─── SUPPLIED RECORDS

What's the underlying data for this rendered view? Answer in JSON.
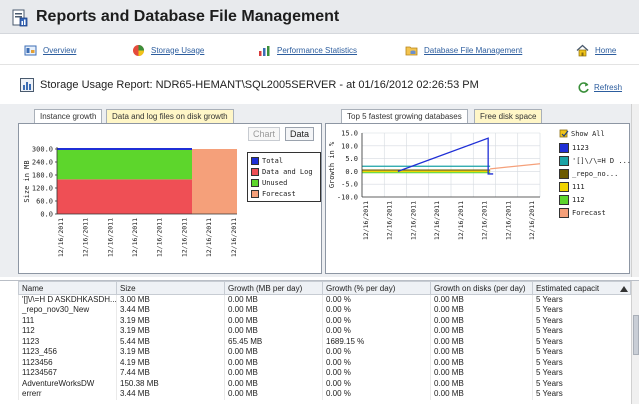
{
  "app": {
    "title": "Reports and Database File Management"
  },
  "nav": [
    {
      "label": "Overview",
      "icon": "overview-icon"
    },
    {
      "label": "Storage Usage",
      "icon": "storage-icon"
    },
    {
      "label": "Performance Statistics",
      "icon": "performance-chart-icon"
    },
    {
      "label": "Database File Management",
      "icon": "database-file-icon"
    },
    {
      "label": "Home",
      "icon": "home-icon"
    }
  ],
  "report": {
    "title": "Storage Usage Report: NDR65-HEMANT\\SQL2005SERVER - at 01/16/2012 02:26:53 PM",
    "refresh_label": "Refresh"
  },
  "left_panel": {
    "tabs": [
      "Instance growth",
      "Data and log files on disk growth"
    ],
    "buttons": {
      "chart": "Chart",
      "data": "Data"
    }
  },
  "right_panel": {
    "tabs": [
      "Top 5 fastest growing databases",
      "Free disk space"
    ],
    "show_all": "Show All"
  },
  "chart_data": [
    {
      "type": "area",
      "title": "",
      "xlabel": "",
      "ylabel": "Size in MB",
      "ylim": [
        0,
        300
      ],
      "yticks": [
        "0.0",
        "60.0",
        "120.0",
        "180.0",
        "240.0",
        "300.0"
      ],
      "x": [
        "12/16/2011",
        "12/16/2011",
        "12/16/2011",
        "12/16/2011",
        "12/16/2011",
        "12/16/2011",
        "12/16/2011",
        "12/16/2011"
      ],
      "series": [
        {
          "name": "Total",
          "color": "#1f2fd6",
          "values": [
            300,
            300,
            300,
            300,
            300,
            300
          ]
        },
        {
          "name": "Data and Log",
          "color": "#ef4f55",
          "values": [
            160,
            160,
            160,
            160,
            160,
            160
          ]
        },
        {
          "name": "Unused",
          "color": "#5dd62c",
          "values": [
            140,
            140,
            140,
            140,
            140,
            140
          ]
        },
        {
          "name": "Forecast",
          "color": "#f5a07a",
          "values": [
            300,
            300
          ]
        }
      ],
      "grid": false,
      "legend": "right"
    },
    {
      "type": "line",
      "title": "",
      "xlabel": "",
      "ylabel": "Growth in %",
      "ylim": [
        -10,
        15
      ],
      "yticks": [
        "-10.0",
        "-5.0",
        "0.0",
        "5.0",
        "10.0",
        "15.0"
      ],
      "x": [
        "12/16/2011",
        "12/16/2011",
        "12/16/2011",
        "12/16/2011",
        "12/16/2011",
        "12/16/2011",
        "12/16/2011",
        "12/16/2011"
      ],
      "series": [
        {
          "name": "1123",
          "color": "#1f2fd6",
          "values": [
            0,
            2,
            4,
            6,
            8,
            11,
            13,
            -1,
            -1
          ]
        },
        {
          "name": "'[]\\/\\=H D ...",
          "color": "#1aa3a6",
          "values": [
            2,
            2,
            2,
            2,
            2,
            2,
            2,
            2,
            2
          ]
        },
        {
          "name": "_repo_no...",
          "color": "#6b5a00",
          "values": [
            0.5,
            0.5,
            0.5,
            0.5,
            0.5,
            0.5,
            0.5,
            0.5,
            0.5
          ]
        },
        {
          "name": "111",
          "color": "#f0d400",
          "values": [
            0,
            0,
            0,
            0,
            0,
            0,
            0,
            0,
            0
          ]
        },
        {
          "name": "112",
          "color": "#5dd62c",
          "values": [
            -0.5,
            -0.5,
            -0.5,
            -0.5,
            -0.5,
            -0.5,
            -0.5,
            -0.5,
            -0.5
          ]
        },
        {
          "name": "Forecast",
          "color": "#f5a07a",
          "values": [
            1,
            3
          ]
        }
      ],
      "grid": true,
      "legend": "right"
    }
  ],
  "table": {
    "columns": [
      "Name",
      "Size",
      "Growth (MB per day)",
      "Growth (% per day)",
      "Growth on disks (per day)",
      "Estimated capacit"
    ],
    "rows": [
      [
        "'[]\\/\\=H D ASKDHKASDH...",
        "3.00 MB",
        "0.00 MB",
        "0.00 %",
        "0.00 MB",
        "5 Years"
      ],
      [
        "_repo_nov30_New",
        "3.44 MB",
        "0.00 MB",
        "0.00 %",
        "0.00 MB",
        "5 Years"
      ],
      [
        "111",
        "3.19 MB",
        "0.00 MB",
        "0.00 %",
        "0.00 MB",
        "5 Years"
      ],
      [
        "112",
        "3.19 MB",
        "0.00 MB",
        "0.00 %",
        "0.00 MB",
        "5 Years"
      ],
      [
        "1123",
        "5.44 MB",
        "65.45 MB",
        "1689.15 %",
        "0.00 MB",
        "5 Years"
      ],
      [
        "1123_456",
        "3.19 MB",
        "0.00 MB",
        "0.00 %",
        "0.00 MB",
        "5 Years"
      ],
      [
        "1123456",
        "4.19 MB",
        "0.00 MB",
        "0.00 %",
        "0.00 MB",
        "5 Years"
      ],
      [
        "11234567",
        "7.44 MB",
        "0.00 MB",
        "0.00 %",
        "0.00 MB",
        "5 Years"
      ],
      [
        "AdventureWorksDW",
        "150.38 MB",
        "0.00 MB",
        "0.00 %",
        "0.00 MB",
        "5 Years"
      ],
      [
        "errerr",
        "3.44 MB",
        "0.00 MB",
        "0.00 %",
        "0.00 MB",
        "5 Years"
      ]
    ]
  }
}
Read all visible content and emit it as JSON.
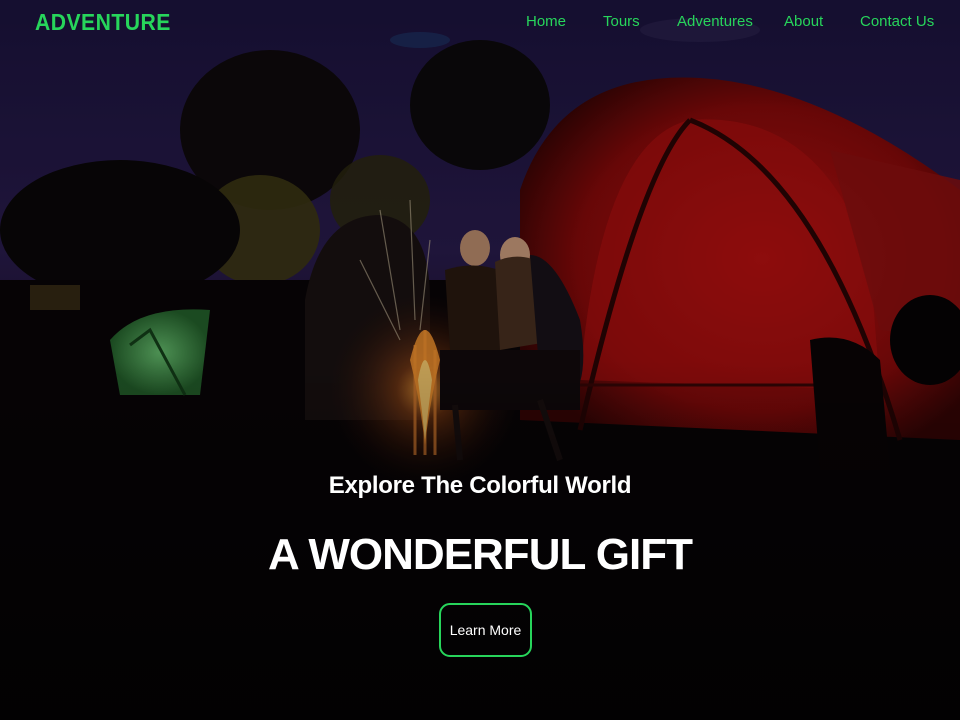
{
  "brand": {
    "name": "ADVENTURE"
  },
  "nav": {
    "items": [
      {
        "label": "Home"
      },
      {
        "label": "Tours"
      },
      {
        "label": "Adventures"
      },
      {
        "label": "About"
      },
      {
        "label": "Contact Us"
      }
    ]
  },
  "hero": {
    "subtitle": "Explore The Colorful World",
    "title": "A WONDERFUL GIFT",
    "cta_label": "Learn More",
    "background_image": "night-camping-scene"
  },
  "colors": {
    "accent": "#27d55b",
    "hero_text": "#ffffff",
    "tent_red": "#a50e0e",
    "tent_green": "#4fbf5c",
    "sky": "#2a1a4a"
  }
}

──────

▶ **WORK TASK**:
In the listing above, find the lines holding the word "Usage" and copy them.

▶ **RESPONSE**:
      "label": "Storage Usage",
    "title": "Storage Usage Report: NDR65-HEMANT\\SQL2005SERVER - at 01/16/2012 02:26:53 PM",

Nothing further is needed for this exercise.